Task instructions
Please return each of the entries exactly, minus their pictures.
━━━ Supplied material ━━━
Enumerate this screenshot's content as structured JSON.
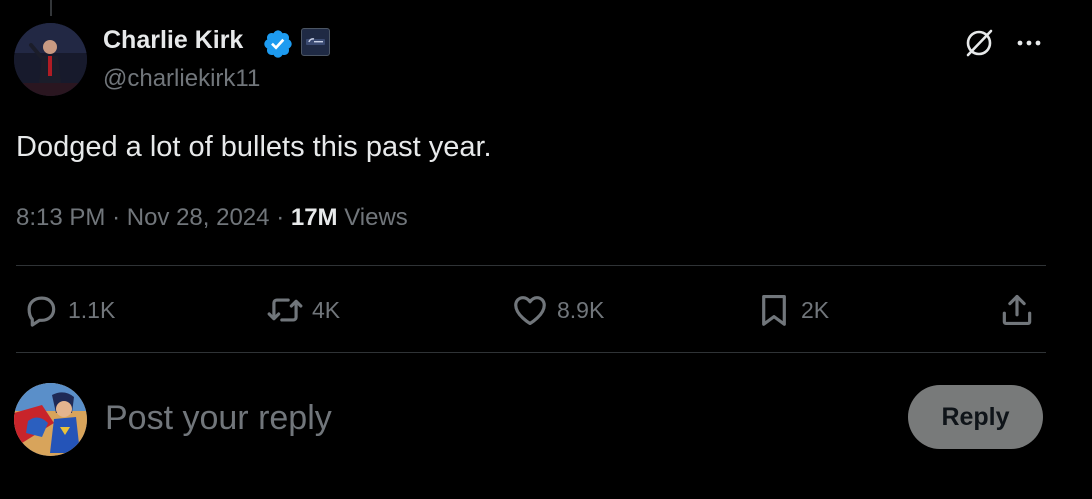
{
  "author": {
    "name": "Charlie Kirk",
    "handle": "@charliekirk11",
    "verified": true
  },
  "tweet": {
    "text": "Dodged a lot of bullets this past year.",
    "time": "8:13 PM",
    "date": "Nov 28, 2024",
    "separator": "·",
    "views_count": "17M",
    "views_label": "Views"
  },
  "actions": {
    "replies": "1.1K",
    "reposts": "4K",
    "likes": "8.9K",
    "bookmarks": "2K"
  },
  "reply_box": {
    "placeholder": "Post your reply",
    "button_label": "Reply"
  },
  "colors": {
    "background": "#000000",
    "primary_text": "#e7e9ea",
    "secondary_text": "#71767b",
    "divider": "#2f3336",
    "verified_badge": "#1d9bf0",
    "reply_button_bg": "#787a7a"
  },
  "icons": {
    "verified": "verified-badge-icon",
    "affiliate": "affiliate-badge-icon",
    "grok": "grok-icon",
    "more": "more-icon",
    "reply": "reply-icon",
    "repost": "repost-icon",
    "like": "like-icon",
    "bookmark": "bookmark-icon",
    "share": "share-icon"
  }
}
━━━
Answer box
Enumerate this screenshot's content as structured JSON.
{
  "author": {
    "name": "Charlie Kirk",
    "handle": "@charliekirk11",
    "verified": true
  },
  "tweet": {
    "text": "Dodged a lot of bullets this past year.",
    "time": "8:13 PM",
    "date": "Nov 28, 2024",
    "separator": "·",
    "views_count": "17M",
    "views_label": "Views"
  },
  "actions": {
    "replies": "1.1K",
    "reposts": "4K",
    "likes": "8.9K",
    "bookmarks": "2K"
  },
  "reply_box": {
    "placeholder": "Post your reply",
    "button_label": "Reply"
  },
  "colors": {
    "background": "#000000",
    "primary_text": "#e7e9ea",
    "secondary_text": "#71767b",
    "divider": "#2f3336",
    "verified_badge": "#1d9bf0",
    "reply_button_bg": "#787a7a"
  },
  "icons": {
    "verified": "verified-badge-icon",
    "affiliate": "affiliate-badge-icon",
    "grok": "grok-icon",
    "more": "more-icon",
    "reply": "reply-icon",
    "repost": "repost-icon",
    "like": "like-icon",
    "bookmark": "bookmark-icon",
    "share": "share-icon"
  }
}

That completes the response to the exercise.